▶ Information given
★ ★ ★ ★ ★ ★ ★

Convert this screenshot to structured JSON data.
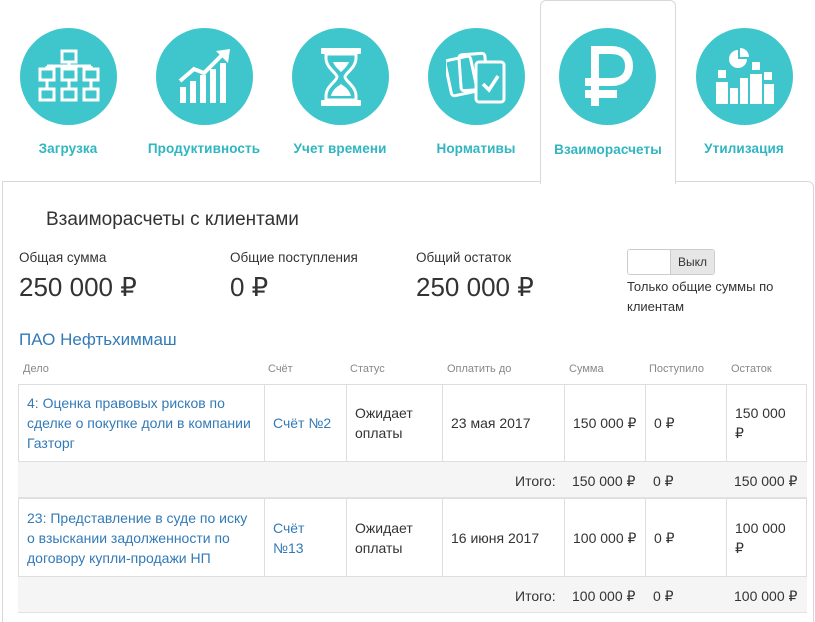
{
  "tabs": [
    {
      "label": "Загрузка",
      "icon": "hierarchy-icon"
    },
    {
      "label": "Продуктивность",
      "icon": "growth-chart-icon"
    },
    {
      "label": "Учет времени",
      "icon": "hourglass-icon"
    },
    {
      "label": "Нормативы",
      "icon": "cards-check-icon"
    },
    {
      "label": "Взаиморасчеты",
      "icon": "ruble-icon",
      "active": true
    },
    {
      "label": "Утилизация",
      "icon": "utilization-icon"
    }
  ],
  "accent_color": "#3ec6cc",
  "link_color": "#337ab7",
  "panel": {
    "title": "Взаиморасчеты с клиентами",
    "totals": [
      {
        "label": "Общая сумма",
        "value": "250 000 ₽"
      },
      {
        "label": "Общие поступления",
        "value": "0 ₽"
      },
      {
        "label": "Общий остаток",
        "value": "250 000 ₽"
      }
    ],
    "toggle": {
      "state_label": "Выкл",
      "caption": "Только общие суммы по клиентам"
    }
  },
  "client": {
    "name": "ПАО Нефтьхиммаш",
    "columns": [
      "Дело",
      "Счёт",
      "Статус",
      "Оплатить до",
      "Сумма",
      "Поступило",
      "Остаток"
    ],
    "rows": [
      {
        "case": "4: Оценка правовых рисков по сделке о покупке доли в компании Газторг",
        "invoice": "Счёт №2",
        "status": "Ожидает оплаты",
        "due": "23 мая 2017",
        "amount": "150 000 ₽",
        "received": "0 ₽",
        "balance": "150 000 ₽",
        "total_label": "Итого:",
        "total_amount": "150 000 ₽",
        "total_received": "0 ₽",
        "total_balance": "150 000 ₽"
      },
      {
        "case": "23: Представление в суде по иску о взыскании задолженности по договору купли-продажи НП",
        "invoice": "Счёт №13",
        "status": "Ожидает оплаты",
        "due": "16 июня 2017",
        "amount": "100 000 ₽",
        "received": "0 ₽",
        "balance": "100 000 ₽",
        "total_label": "Итого:",
        "total_amount": "100 000 ₽",
        "total_received": "0 ₽",
        "total_balance": "100 000 ₽"
      }
    ]
  }
}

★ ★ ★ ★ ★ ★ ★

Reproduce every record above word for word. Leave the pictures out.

▶ Reply
Convert this screenshot to structured JSON data.
{
  "tabs": [
    {
      "label": "Загрузка",
      "icon": "hierarchy-icon"
    },
    {
      "label": "Продуктивность",
      "icon": "growth-chart-icon"
    },
    {
      "label": "Учет времени",
      "icon": "hourglass-icon"
    },
    {
      "label": "Нормативы",
      "icon": "cards-check-icon"
    },
    {
      "label": "Взаиморасчеты",
      "icon": "ruble-icon",
      "active": true
    },
    {
      "label": "Утилизация",
      "icon": "utilization-icon"
    }
  ],
  "accent_color": "#3ec6cc",
  "link_color": "#337ab7",
  "panel": {
    "title": "Взаиморасчеты с клиентами",
    "totals": [
      {
        "label": "Общая сумма",
        "value": "250 000 ₽"
      },
      {
        "label": "Общие поступления",
        "value": "0 ₽"
      },
      {
        "label": "Общий остаток",
        "value": "250 000 ₽"
      }
    ],
    "toggle": {
      "state_label": "Выкл",
      "caption": "Только общие суммы по клиентам"
    }
  },
  "client": {
    "name": "ПАО Нефтьхиммаш",
    "columns": [
      "Дело",
      "Счёт",
      "Статус",
      "Оплатить до",
      "Сумма",
      "Поступило",
      "Остаток"
    ],
    "rows": [
      {
        "case": "4: Оценка правовых рисков по сделке о покупке доли в компании Газторг",
        "invoice": "Счёт №2",
        "status": "Ожидает оплаты",
        "due": "23 мая 2017",
        "amount": "150 000 ₽",
        "received": "0 ₽",
        "balance": "150 000 ₽",
        "total_label": "Итого:",
        "total_amount": "150 000 ₽",
        "total_received": "0 ₽",
        "total_balance": "150 000 ₽"
      },
      {
        "case": "23: Представление в суде по иску о взыскании задолженности по договору купли-продажи НП",
        "invoice": "Счёт №13",
        "status": "Ожидает оплаты",
        "due": "16 июня 2017",
        "amount": "100 000 ₽",
        "received": "0 ₽",
        "balance": "100 000 ₽",
        "total_label": "Итого:",
        "total_amount": "100 000 ₽",
        "total_received": "0 ₽",
        "total_balance": "100 000 ₽"
      }
    ]
  }
}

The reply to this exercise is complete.